From Monday, “non-essential” shops are allowed to open their doors to the public after being shuttered since Boxing Day, with millions spent on safety-proofing them against Covid transmission.
The Scottish Retail Consortium urged shoppers to queue considerately and be mindful over distancing and mask-wearing after “four long months of closure” for shops.
It expects an “initial surge” as customers venture out but said the “real test will be how this holds up”.
Director David Lonsdale said: “Retailers have spent millions of pounds to make shops Covid-secure for customers and colleagues.
“We encourage Scots to get out and visit their favourite shops over the coming weeks knowing every purchase they make and every item they buy is a local job supported and a high street helped.
“Unlocking consumer spending will be central to Scotland’s economic recovery and to bouncing back quickly.
“Many of us will be looking forward to returning to our favourite shop in the coming weeks and we all have a duty to keep each other safe.”
Lush on Edinburgh’s Princes Street had a small queue of people waiting outside for its doors to open on Monday.
Manager Alan Brown said staff had been looking forward to welcoming back customers.
He told the PA news agency: “We’re all really excited, we’ve been preparing for the last few weeks with lots of training, with the shop, getting all the new products out as well.
“We’re just really excited to be speaking to people again after such a long time.”
He added he was looking forward to “a bit of laughter, a bit of fun” inside the store with the return of customers.
Queues also formed outside the nearby Zara store while some shops opened extra early.
Primark on Princes Street welcomed shoppers at 7.30am, and one shopper told the PA news agency she was delighted to be back in the store.
She said: “It’s great fun, I got loads – jammies, a jacket, socks, a pair of jeans, stuff for the kids – they were running riot, they thought it was great.”
Meanwhile, the public were asked to think about staying local and supporting businesses in struggling town centre high streets.
Scotland’s Towns Partnership’s Phil Prentice says it is vital that economic recovery from the pandemic grows from the grassroots.
He said: “By supporting your local businesses you will be helping the national recovery.
“The importance of today for those retail, hospitality and leisure businesses which have been unable to open since December cannot be underestimated.
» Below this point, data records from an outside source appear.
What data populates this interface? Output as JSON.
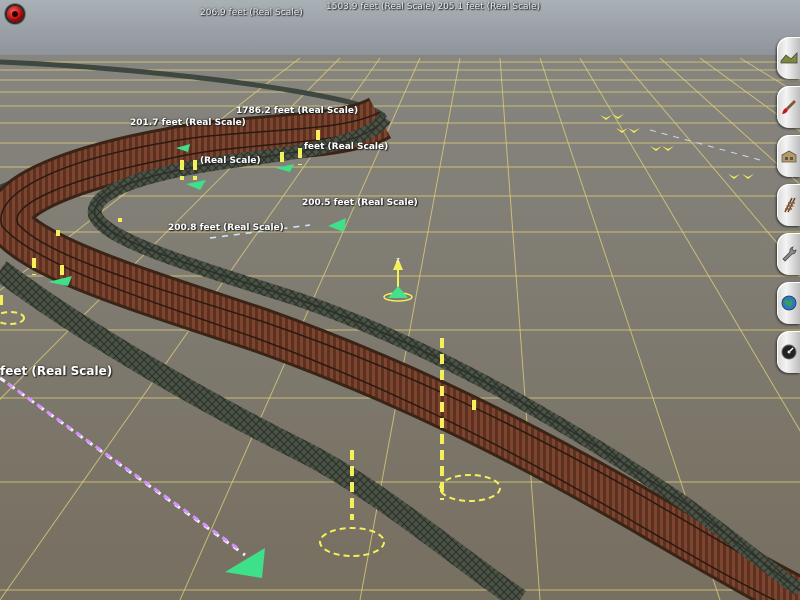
{
  "window": {
    "close_button": "close-circle-icon"
  },
  "distance_labels": {
    "top_center_left": "206.9 feet  (Real Scale)",
    "top_center_right": "1503.9 feet  (Real Scale) 205.1 feet (Real Scale)",
    "curve_upper": "1786.2 feet  (Real Scale)",
    "curve_left": "201.7 feet  (Real Scale)",
    "curve_mid_partial": "(Real Scale)",
    "curve_mid_small": "feet (Real Scale)",
    "middle_right": "200.5 feet  (Real Scale)",
    "middle_left": "200.8 feet  (Real Scale)",
    "left_edge_large": "feet  (Real Scale)"
  },
  "toolbar": {
    "tools": [
      {
        "name": "terrain-tool",
        "icon": "terrain-brush-icon"
      },
      {
        "name": "paint-tool",
        "icon": "paint-brush-icon"
      },
      {
        "name": "objects-tool",
        "icon": "building-icon"
      },
      {
        "name": "track-tool",
        "icon": "track-icon"
      },
      {
        "name": "trackside-tool",
        "icon": "wrench-icon"
      },
      {
        "name": "topology-tool",
        "icon": "globe-icon"
      },
      {
        "name": "settings-tool",
        "icon": "gauge-icon"
      }
    ]
  },
  "colors": {
    "sky": "#9aa3ab",
    "ground": "#7f7a70",
    "grid": "#e6d67a",
    "track_bed": "#6b3a28",
    "bridge_girder": "#4c5448",
    "marker": "#f6f25a",
    "spline_point": "#44e08a"
  }
}
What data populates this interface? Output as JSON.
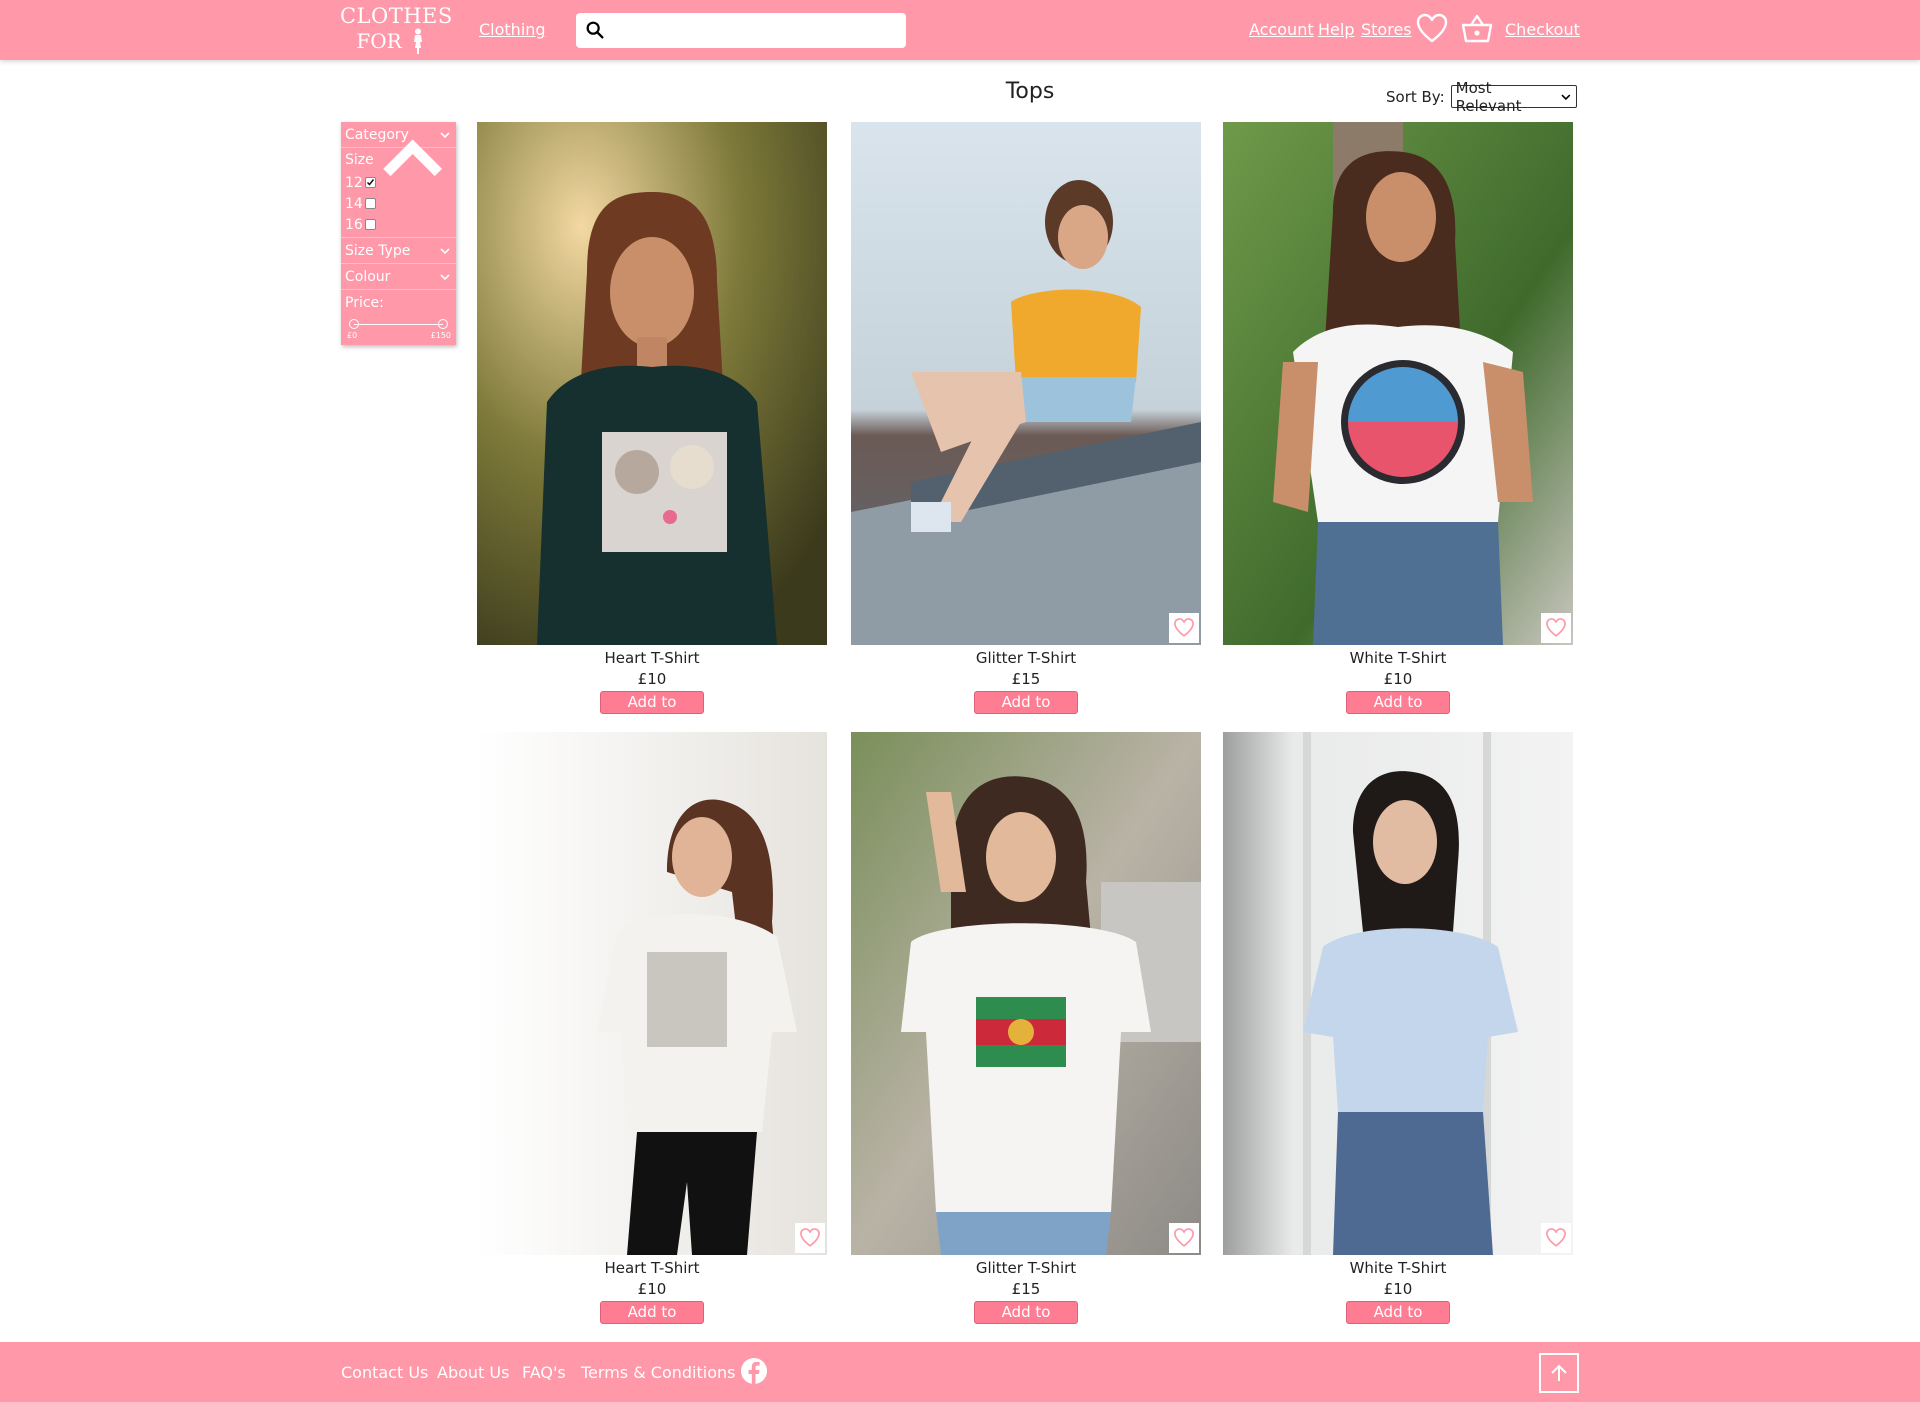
{
  "header": {
    "logo_line1": "CLOTHES",
    "logo_line2": "FOR",
    "nav_clothing": "Clothing",
    "search_placeholder": "",
    "account": "Account",
    "help": "Help",
    "stores": "Stores",
    "checkout": "Checkout",
    "icons": [
      "search-icon",
      "heart-icon",
      "basket-icon"
    ]
  },
  "page": {
    "title": "Tops",
    "sort_label": "Sort By:",
    "sort_value": "Most Relevant"
  },
  "filters": {
    "category": "Category",
    "size": "Size",
    "size_options": [
      {
        "label": "12",
        "checked": true
      },
      {
        "label": "14",
        "checked": false
      },
      {
        "label": "16",
        "checked": false
      }
    ],
    "size_type": "Size Type",
    "colour": "Colour",
    "price_label": "Price:",
    "price_min": "£0",
    "price_max": "£150"
  },
  "products": [
    {
      "name": "Heart T-Shirt",
      "price": "£10",
      "button": "Add to Basket"
    },
    {
      "name": "Glitter T-Shirt",
      "price": "£15",
      "button": "Add to Basket"
    },
    {
      "name": "White T-Shirt",
      "price": "£10",
      "button": "Add to Basket"
    },
    {
      "name": "Heart T-Shirt",
      "price": "£10",
      "button": "Add to Basket"
    },
    {
      "name": "Glitter T-Shirt",
      "price": "£15",
      "button": "Add to Basket"
    },
    {
      "name": "White T-Shirt",
      "price": "£10",
      "button": "Add to Basket"
    }
  ],
  "footer": {
    "contact": "Contact Us",
    "about": "About Us",
    "faqs": "FAQ's",
    "terms": "Terms & Conditions",
    "icons": [
      "facebook-icon",
      "arrow-up-icon"
    ]
  },
  "colors": {
    "brand_pink": "#ff98a8",
    "button_pink": "#ff7d92"
  }
}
Their survival, however, depends on support. And the most critical support comes from their community. This is a chance to rediscover and celebrate all that’s on our doorstep.
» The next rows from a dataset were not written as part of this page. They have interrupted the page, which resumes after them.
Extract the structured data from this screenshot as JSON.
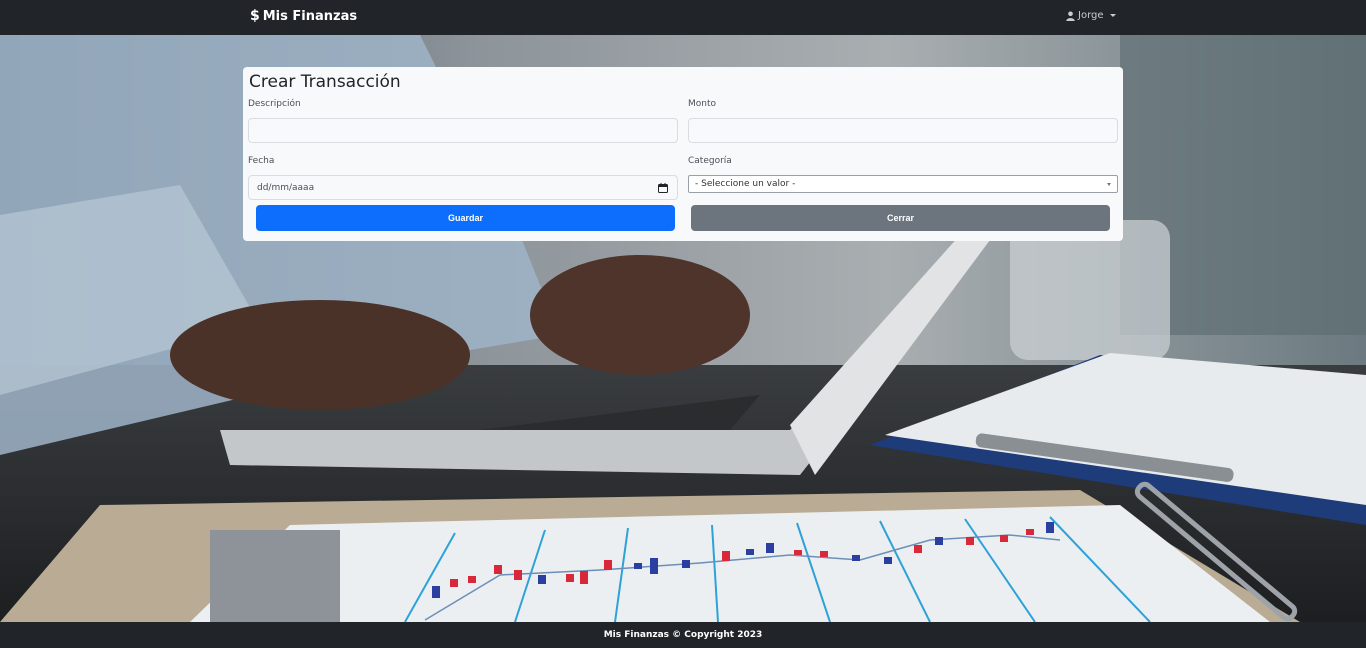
{
  "navbar": {
    "brand_icon": "dollar-icon",
    "brand": "Mis Finanzas",
    "user_icon": "person-icon",
    "user": "Jorge"
  },
  "form": {
    "title": "Crear Transacción",
    "descripcion_label": "Descripción",
    "descripcion_value": "",
    "monto_label": "Monto",
    "monto_value": "",
    "fecha_label": "Fecha",
    "fecha_placeholder": "dd/mm/aaaa",
    "categoria_label": "Categoría",
    "categoria_selected": "- Seleccione un valor -",
    "save_label": "Guardar",
    "close_label": "Cerrar"
  },
  "footer": {
    "text": "Mis Finanzas © Copyright 2023"
  },
  "colors": {
    "navbar": "#212529",
    "primary": "#0d6efd",
    "secondary": "#6c757d",
    "card": "#f8f9fa"
  }
}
“We hope that today can signal the start of a summer of success, both in terms of beating the pandemic and for businesses bouncing back.
“Thinking local first – and safety first – will give the greatest chances of realising those hopes.”
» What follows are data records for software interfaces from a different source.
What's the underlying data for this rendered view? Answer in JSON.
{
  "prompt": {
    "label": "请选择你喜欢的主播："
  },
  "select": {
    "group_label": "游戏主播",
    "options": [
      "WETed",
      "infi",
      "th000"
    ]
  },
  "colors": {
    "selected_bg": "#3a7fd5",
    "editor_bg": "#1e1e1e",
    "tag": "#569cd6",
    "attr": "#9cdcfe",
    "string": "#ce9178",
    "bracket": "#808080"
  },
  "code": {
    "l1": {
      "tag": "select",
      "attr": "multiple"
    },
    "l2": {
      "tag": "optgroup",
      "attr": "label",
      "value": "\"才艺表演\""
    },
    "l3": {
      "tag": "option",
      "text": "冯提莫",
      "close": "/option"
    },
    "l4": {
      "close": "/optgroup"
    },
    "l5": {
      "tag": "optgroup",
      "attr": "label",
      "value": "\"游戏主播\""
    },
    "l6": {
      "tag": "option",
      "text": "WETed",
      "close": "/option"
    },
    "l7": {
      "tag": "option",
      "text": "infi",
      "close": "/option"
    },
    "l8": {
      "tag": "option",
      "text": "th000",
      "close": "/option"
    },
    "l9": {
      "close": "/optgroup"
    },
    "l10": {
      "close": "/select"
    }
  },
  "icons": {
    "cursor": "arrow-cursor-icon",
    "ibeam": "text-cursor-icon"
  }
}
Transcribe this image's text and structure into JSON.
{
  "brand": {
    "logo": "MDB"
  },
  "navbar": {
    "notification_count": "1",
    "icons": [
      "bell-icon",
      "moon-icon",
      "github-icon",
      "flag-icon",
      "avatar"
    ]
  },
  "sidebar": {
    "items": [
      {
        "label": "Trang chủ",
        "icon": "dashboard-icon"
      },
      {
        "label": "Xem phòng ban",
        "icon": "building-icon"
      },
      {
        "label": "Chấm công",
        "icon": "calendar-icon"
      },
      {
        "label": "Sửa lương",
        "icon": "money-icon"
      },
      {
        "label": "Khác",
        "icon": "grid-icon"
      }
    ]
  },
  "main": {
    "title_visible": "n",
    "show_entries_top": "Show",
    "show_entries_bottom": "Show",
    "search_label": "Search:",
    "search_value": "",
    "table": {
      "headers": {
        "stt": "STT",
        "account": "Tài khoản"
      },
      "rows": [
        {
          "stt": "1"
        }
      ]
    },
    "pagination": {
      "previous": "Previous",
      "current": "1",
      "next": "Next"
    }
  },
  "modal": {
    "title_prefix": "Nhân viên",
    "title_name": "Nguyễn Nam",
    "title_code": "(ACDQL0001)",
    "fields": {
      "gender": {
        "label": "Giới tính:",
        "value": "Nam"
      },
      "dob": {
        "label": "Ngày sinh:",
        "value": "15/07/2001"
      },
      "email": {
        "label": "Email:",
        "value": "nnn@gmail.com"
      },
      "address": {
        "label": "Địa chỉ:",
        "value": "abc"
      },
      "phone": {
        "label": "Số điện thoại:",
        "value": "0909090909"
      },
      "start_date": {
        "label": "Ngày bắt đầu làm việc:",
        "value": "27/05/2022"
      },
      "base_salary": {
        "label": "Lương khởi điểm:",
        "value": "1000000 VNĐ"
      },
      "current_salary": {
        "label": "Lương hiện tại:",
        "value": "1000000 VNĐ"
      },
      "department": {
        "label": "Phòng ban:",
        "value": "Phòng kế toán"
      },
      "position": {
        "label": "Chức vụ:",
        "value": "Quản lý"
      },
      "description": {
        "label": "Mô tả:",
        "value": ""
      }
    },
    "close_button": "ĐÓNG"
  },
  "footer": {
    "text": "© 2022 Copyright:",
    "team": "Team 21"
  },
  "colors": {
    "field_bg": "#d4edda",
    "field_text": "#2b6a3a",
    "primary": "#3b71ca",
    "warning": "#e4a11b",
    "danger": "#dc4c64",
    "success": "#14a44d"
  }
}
As well as retailers and other shops, gyms, swimming pools, tourist accommodation, libraries and beauty salons are among the venues which can once again serve customers from Monday.